A study has been approved to look into the potential of a trail up Mt Tarawera and the surrounding area that could see it become one of the next national "Great Walks".
Rotorua MP Todd McClay announced a feasibility study would be undertaken in the next few weeks, in conjunction with local iwi.
It will look into a three-day walk that would allow trampers to walk up Mt Tarawera to its summit and provide guided walks and a range of accommodation options.
The study will consider the economic benefits, cultural aspects and any environmental sensitivities of a proposed track.
Mr McClay said he was thrilled to have helped secure funding for the study.
"Mt Tarawera is New Zealand's most infamous volcano set against one of our most beautiful backdrops.
"I have absolutely no doubt that a managed alpine track would be a huge drawcard for domestic and international visitors alike.
"The track could be the jewel in Rotorua's tourism crown.
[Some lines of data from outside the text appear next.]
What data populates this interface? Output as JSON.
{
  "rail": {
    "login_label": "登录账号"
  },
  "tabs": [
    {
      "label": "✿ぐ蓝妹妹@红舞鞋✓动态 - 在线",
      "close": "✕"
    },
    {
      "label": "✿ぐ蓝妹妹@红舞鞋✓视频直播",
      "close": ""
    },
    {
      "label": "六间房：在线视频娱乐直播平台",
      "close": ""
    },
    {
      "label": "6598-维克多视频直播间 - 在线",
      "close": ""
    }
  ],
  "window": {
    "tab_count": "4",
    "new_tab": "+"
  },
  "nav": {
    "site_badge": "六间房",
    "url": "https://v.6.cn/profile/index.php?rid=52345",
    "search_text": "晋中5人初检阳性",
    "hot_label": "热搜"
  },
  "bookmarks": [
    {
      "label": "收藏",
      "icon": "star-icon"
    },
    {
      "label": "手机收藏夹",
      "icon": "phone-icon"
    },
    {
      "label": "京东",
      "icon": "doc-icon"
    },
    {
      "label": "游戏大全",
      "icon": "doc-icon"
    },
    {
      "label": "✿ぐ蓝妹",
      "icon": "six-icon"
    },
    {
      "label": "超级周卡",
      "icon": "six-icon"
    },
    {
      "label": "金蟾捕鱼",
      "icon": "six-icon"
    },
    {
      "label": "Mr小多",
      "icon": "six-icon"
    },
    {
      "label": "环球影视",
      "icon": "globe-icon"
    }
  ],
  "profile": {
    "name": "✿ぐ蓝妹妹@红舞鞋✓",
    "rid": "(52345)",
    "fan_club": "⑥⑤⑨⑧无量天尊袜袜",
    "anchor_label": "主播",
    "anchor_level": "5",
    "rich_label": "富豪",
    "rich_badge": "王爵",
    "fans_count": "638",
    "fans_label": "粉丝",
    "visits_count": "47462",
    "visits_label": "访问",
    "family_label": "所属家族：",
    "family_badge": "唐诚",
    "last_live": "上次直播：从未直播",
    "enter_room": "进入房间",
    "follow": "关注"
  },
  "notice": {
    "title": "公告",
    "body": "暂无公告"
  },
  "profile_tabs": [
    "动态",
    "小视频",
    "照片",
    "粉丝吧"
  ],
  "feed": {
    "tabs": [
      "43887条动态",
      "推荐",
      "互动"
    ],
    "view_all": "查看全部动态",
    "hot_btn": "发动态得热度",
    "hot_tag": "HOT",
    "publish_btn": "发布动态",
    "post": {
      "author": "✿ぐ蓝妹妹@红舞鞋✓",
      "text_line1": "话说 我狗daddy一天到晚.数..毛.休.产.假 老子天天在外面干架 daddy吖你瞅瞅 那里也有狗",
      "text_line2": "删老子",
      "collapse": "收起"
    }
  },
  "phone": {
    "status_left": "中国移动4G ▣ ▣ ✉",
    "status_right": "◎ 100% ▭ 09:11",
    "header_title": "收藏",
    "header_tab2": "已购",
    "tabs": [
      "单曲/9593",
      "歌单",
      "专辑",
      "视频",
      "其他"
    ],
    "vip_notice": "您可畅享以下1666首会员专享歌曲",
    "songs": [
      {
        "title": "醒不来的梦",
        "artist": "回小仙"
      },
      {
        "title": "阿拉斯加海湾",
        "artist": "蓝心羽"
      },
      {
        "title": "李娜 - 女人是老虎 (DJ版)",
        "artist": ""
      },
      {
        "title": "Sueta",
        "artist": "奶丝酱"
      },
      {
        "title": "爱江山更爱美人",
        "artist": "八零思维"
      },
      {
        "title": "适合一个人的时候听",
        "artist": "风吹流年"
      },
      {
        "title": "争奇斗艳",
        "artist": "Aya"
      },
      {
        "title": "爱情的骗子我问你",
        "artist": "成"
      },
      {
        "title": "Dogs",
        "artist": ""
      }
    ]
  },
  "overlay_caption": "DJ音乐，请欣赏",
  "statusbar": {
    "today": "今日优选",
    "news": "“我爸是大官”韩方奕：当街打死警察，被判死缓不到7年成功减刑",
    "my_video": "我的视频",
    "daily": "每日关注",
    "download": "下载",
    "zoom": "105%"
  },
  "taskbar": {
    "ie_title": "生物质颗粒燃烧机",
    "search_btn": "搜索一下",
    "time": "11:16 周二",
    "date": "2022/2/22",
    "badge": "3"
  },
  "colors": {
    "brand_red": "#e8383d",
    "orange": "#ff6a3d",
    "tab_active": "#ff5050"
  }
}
It would create jobs and offer significant economic benefits for Rotorua."
Mr McClay said the concept had the potential to become one of New Zealand's great walks.
"We believe there is a powerful story to be told on Mt Tarawera and this could link natural beauty, culture and history with an exciting tourism initiative that would benefit the entire region."
He said the results of the study would be released later this year.
Te Mana o Ngati Rangitihi Trust chairman Leith Comer said the study was the first step in assessing whether the concept of an alpine track would meet the aspirations of the iwi.
"As the kaitiaki (guardians) of Mt Tarawera, this maunga (mountain) is of huge cultural significance to our iwi."
Mr Comer said the initial idea was to have the walking track run from The Landing, using the existing trail to Hot Water Beach, where just around the corner the iwi owned land at Te Ariki where it could set up new accommodation options.
From Te Ariki people would walk to Tapahoro campsite for night two of the walk and then to Tarawera Falls, over the hill to Lake Okataina, or out to Kawerau.
"We see the project as an opportunity to share our special place with others, ensuring it is appreciated and looked after for generations to come. We would also hope that it enhances recognising and understanding of Ngati Rangitihi history and culture."
He said the concept was still "in its early days", but was to have people pay for the experience with opportunities for fully guided walks, but he did not envision allowing "open slather" for tourists wanting to walk up to the mountain's summit.
"It would have to be done in a controlled way as to protect the mountain. We don't want it turning into something like the Tongariro Crossing with hundreds of people using it every day."
Trust member Merepeka Raukawa-Tait said with many people already coming to Rotorua to experience the great outdoors and the region's natural beauty the idea was a natural fit.
"But this has to be balanced with the cultural significance of these sites.
Lake Tarawera "Great Walk"
- Funding for a feasibility study for a Tarawera "Great Walk" has been approved
- It will find out if a three-day "alpine" walk around the lake will be possible
- It will look at the possibility of new camp sites and accommodation options
- Controlled, guided access of the summit would be part of the study
- The trail would go from The Landing to Hot Water Beach/Te Ariki and on to Tapahoro camp site to Tarawera Falls/Humphries Bay or over to Lake Okataina